What can families do to provide their loves one? Know the risk, stay vigilant about care, and fight tirelessly for information. The administration and staff at nursing homes are entrusted to care for the health, welfare and safety of the residents but are often the perpetrators of abuse. It’s important to remember though that abuse can come from many different places including other residents, visiting family members, and even strangers that enter unsecured facilities.
The physical and mental frailty of many nursing home residents increases their vulnerability and lessens the chance that abuse will be reported and remedied. Patients suffering from dementia, other impaired cognitive functioning, and a high degree of dependence can leave victims particularly vulnerable and are often seen as the highest risk for victimization.
Further, several studies have shown that poor staffing and institutional indifference create conditions for abuse. Assessing risk factors associated with abuse are often an important step. Consider the following questions: Does the facility have any abuse prevention policies in place? What is the level of staff training and what are the staff background screening procedures? What is the staff to patient ratio and are there high staff turnover rates? What is the facility’s history of deficiencies and complaints?
In addition, the quality of a resident’s relationships with family and their caregivers should also be given consideration. Residents who do not receive visits often may be more vulnerable because there no one from outside the facility to regularly check on their care. However, in some situations, over-zealous family members may actually impede the provision of care. Similarly, the risk rises if resident-staff interaction includes past conflicts, or there is little time available to develop personal relationships.
When abuse and neglect occur at a facility, even if staff are not the accused, the facility can still be held liable for the harm for reasons including the following: negligence in the provision of care, the supervision of residents and employees, the hiring of staff, and the maintenance of premises and equipment.
Nursing home residents are provided a number of legal rights found both in federal and state laws in addition to the basic right to be protected from abuse. These typically include rights to privacy and confidentiality, choices in treatment and care, clear and accessible grievance procedures, and equal treatment by facility staff.
If abuse is suspected, appropriate calls should be made to the police, adult protective services and Long Term Care Ombudsman program, which investigates and resolves complaints made by or on behalf of nursing home residents concerning their health and welfare, safety, and rights. The ombudsman program also maintains a regular presence in facilities by making regular visits to monitor care and provide information and education on long-term care services and conditions in nursing homes. Families of victims should not rely on nursing home staff to call in the investigators, even if they are directed not to call because an “internal investigations” is taking place. Families need to be proactive in ensuring the safety of their loved ones.
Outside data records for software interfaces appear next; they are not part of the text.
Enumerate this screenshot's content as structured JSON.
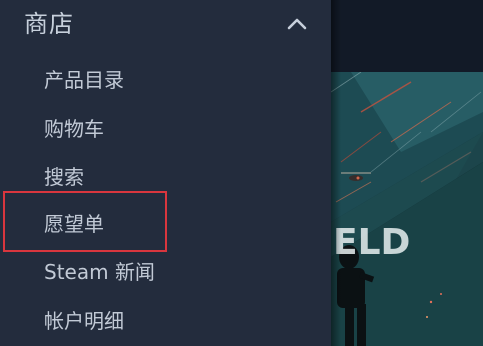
{
  "sidebar": {
    "section_title": "商店",
    "collapse_icon": "chevron-up-icon",
    "items": [
      {
        "label": "产品目录"
      },
      {
        "label": "购物车"
      },
      {
        "label": "搜索"
      },
      {
        "label": "愿望单"
      },
      {
        "label": "Steam 新闻"
      },
      {
        "label": "帐户明细"
      }
    ],
    "highlight_color": "#d9363e"
  },
  "main": {
    "hero_text": "ELD"
  },
  "colors": {
    "sidebar_bg": "#232c3d",
    "text": "#c2cad6",
    "main_bg": "#101722"
  }
}
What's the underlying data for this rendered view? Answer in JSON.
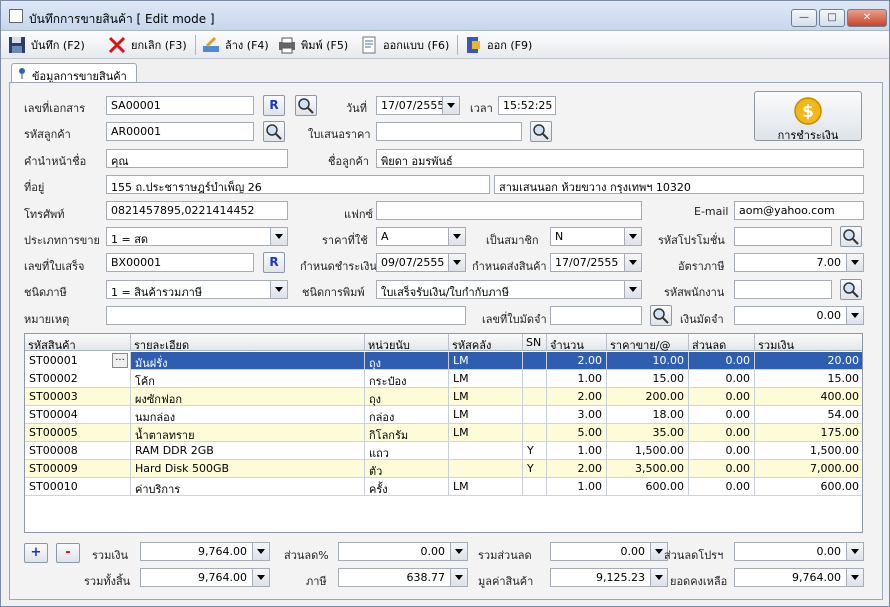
{
  "window": {
    "title": "บันทึกการขายสินค้า [ Edit mode ]",
    "controls": [
      "minimize",
      "maximize",
      "close"
    ]
  },
  "toolbar": {
    "save": "บันทึก (F2)",
    "cancel": "ยกเลิก (F3)",
    "clear": "ล้าง (F4)",
    "print": "พิมพ์ (F5)",
    "design": "ออกแบบ (F6)",
    "exit": "ออก (F9)"
  },
  "tab": {
    "label": "ข้อมูลการขายสินค้า"
  },
  "form": {
    "doc_no_label": "เลขที่เอกสาร",
    "doc_no": "SA00001",
    "r_label": "R",
    "date_label": "วันที่",
    "date": "17/07/2555",
    "time_label": "เวลา",
    "time": "15:52:25",
    "pay_label": "การชำระเงิน",
    "customer_code_label": "รหัสลูกค้า",
    "customer_code": "AR00001",
    "quote_label": "ใบเสนอราคา",
    "quote": "",
    "prefix_label": "คำนำหน้าชื่อ",
    "prefix": "คุณ",
    "customer_name_label": "ชื่อลูกค้า",
    "customer_name": "พิยดา อมรพันธ์",
    "address_label": "ที่อยู่",
    "address1": "155 ถ.ประชาราษฎร์บำเพ็ญ 26",
    "address2": "สามเสนนอก ห้วยขวาง กรุงเทพฯ 10320",
    "phone_label": "โทรศัพท์",
    "phone": "0821457895,0221414452",
    "fax_label": "แฟกซ์",
    "fax": "",
    "email_label": "E-mail",
    "email": "aom@yahoo.com",
    "sale_type_label": "ประเภทการขาย",
    "sale_type": "1 = สด",
    "price_label": "ราคาที่ใช้",
    "price": "A",
    "member_label": "เป็นสมาชิก",
    "member": "N",
    "promo_label": "รหัสโปรโมชั่น",
    "promo": "",
    "receipt_label": "เลขที่ใบเสร็จ",
    "receipt": "BX00001",
    "pay_due_label": "กำหนดชำระเงิน",
    "pay_due": "09/07/2555",
    "ship_due_label": "กำหนดส่งสินค้า",
    "ship_due": "17/07/2555",
    "tax_rate_label": "อัตราภาษี",
    "tax_rate": "7.00",
    "tax_type_label": "ชนิดภาษี",
    "tax_type": "1 = สินค้ารวมภาษี",
    "print_type_label": "ชนิดการพิมพ์",
    "print_type": "ใบเสร็จรับเงิน/ใบกำกับภาษี",
    "employee_label": "รหัสพนักงาน",
    "employee": "",
    "note_label": "หมายเหตุ",
    "note": "",
    "deposit_no_label": "เลขที่ใบมัดจำ",
    "deposit_no": "",
    "deposit_label": "เงินมัดจำ",
    "deposit": "0.00"
  },
  "grid": {
    "columns": [
      "รหัสสินค้า",
      "รายละเอียด",
      "หน่วยนับ",
      "รหัสคลัง",
      "SN",
      "จำนวน",
      "ราคาขาย/@",
      "ส่วนลด",
      "รวมเงิน"
    ],
    "rows": [
      {
        "code": "ST00001",
        "desc": "มันฝรั่ง",
        "unit": "ถุง",
        "wh": "LM",
        "sn": "",
        "qty": "2.00",
        "price": "10.00",
        "disc": "0.00",
        "total": "20.00"
      },
      {
        "code": "ST00002",
        "desc": "โค้ก",
        "unit": "กระป๋อง",
        "wh": "LM",
        "sn": "",
        "qty": "1.00",
        "price": "15.00",
        "disc": "0.00",
        "total": "15.00"
      },
      {
        "code": "ST00003",
        "desc": "ผงซักฟอก",
        "unit": "ถุง",
        "wh": "LM",
        "sn": "",
        "qty": "2.00",
        "price": "200.00",
        "disc": "0.00",
        "total": "400.00"
      },
      {
        "code": "ST00004",
        "desc": "นมกล่อง",
        "unit": "กล่อง",
        "wh": "LM",
        "sn": "",
        "qty": "3.00",
        "price": "18.00",
        "disc": "0.00",
        "total": "54.00"
      },
      {
        "code": "ST00005",
        "desc": "น้ำตาลทราย",
        "unit": "กิโลกรัม",
        "wh": "LM",
        "sn": "",
        "qty": "5.00",
        "price": "35.00",
        "disc": "0.00",
        "total": "175.00"
      },
      {
        "code": "ST00008",
        "desc": "RAM DDR 2GB",
        "unit": "แถว",
        "wh": "",
        "sn": "Y",
        "qty": "1.00",
        "price": "1,500.00",
        "disc": "0.00",
        "total": "1,500.00"
      },
      {
        "code": "ST00009",
        "desc": "Hard Disk 500GB",
        "unit": "ตัว",
        "wh": "",
        "sn": "Y",
        "qty": "2.00",
        "price": "3,500.00",
        "disc": "0.00",
        "total": "7,000.00"
      },
      {
        "code": "ST00010",
        "desc": "ค่าบริการ",
        "unit": "ครั้ง",
        "wh": "LM",
        "sn": "",
        "qty": "1.00",
        "price": "600.00",
        "disc": "0.00",
        "total": "600.00"
      }
    ]
  },
  "summary": {
    "add_label": "+",
    "remove_label": "-",
    "subtotal_label": "รวมเงิน",
    "subtotal": "9,764.00",
    "disc_pct_label": "ส่วนลด%",
    "disc_pct": "0.00",
    "disc_total_label": "รวมส่วนลด",
    "disc_total": "0.00",
    "promo_disc_label": "ส่วนลดโปรฯ",
    "promo_disc": "0.00",
    "grand_label": "รวมทั้งสิ้น",
    "grand": "9,764.00",
    "tax_label": "ภาษี",
    "tax": "638.77",
    "value_label": "มูลค่าสินค้า",
    "value": "9,125.23",
    "balance_label": "ยอดคงเหลือ",
    "balance": "9,764.00"
  }
}
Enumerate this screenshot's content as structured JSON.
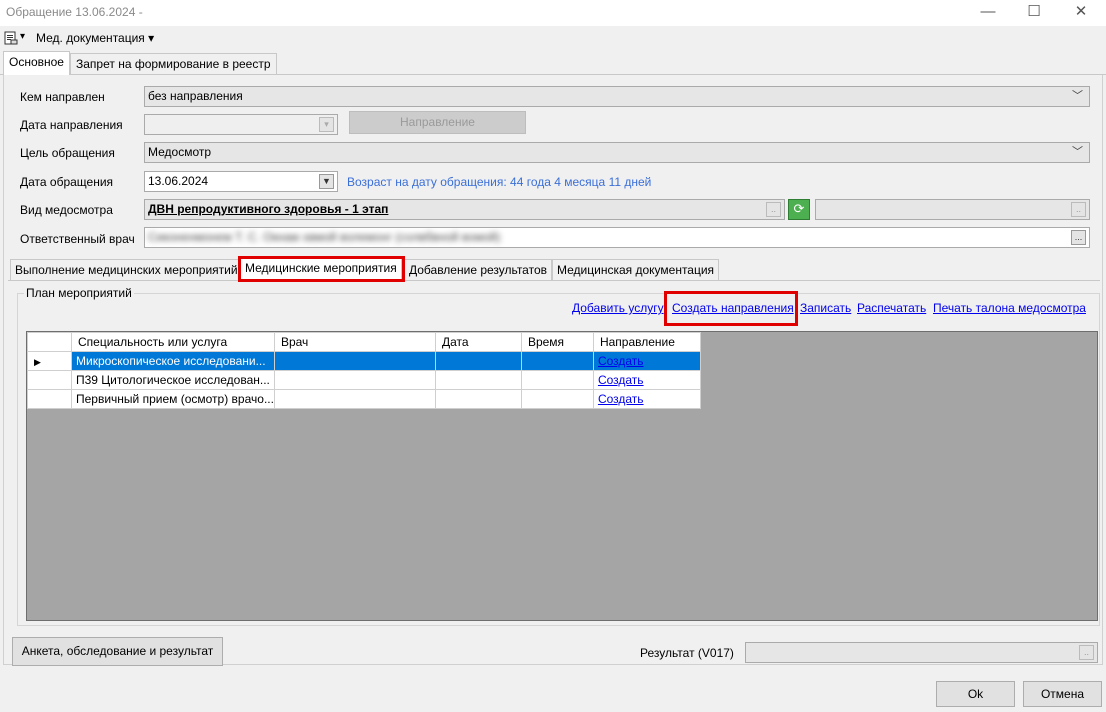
{
  "window": {
    "title": "Обращение 13.06.2024 -",
    "minimize": "—",
    "maximize": "☐",
    "close": "✕"
  },
  "menu": {
    "doc_icon": "document-icon",
    "dropdown_arrow": "▾",
    "med_docs": "Мед. документация ▾"
  },
  "tabs": [
    {
      "label": "Основное"
    },
    {
      "label": "Запрет на формирование в реестр"
    }
  ],
  "form": {
    "referred_by_label": "Кем направлен",
    "referred_by_value": "без направления",
    "referral_date_label": "Дата направления",
    "referral_date_value": "",
    "referral_button": "Направление",
    "purpose_label": "Цель обращения",
    "purpose_value": "Медосмотр",
    "visit_date_label": "Дата обращения",
    "visit_date_value": "13.06.2024",
    "age_text": "Возраст на дату обращения:  44 года 4 месяца 11 дней",
    "exam_type_label": "Вид медосмотра",
    "exam_type_value": "ДВН репродуктивного здоровья - 1 этап",
    "doctor_label": "Ответственный врач",
    "doctor_value": "Сиконенмонем Т. С. Окнам хвмой волемонг (солвбвной вомой)",
    "ellipsis": "..."
  },
  "inner_tabs": [
    {
      "label": "Выполнение медицинских мероприятий"
    },
    {
      "label": "Медицинские мероприятия"
    },
    {
      "label": "Добавление результатов"
    },
    {
      "label": "Медицинская документация"
    }
  ],
  "plan": {
    "group_label": "План мероприятий",
    "links": {
      "add_service": "Добавить услугу",
      "create_referrals": "Создать направления",
      "record": "Записать",
      "print": "Распечатать",
      "print_ticket": "Печать талона медосмотра"
    },
    "columns": [
      "Специальность или услуга",
      "Врач",
      "Дата",
      "Время",
      "Направление"
    ],
    "rows": [
      {
        "service": "Микроскопическое исследовани...",
        "doctor": "",
        "date": "",
        "time": "",
        "referral": "Создать"
      },
      {
        "service": "П39 Цитологическое исследован...",
        "doctor": "",
        "date": "",
        "time": "",
        "referral": "Создать"
      },
      {
        "service": "Первичный прием (осмотр) врачо...",
        "doctor": "",
        "date": "",
        "time": "",
        "referral": "Создать"
      }
    ],
    "row_pointer": "▶"
  },
  "bottom": {
    "survey_button": "Анкета, обследование и результат",
    "result_label": "Результат (V017)",
    "result_value": "",
    "ok_button": "Ok",
    "cancel_button": "Отмена"
  },
  "colors": {
    "selection": "#0078d7",
    "highlight_box": "#e00000",
    "age_text": "#3a6fd8",
    "grid_bg": "#a5a5a5"
  }
}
Private investigators can be utilized in a number of ways on these suspected cases including doing undercover and surveillance work but most should be willing to work with others investigating to ensure that evidence is not destroyed or mishandled.
For more information on the subject, check out CNN’s story “Sick, dying and raped in America's nursing homes.”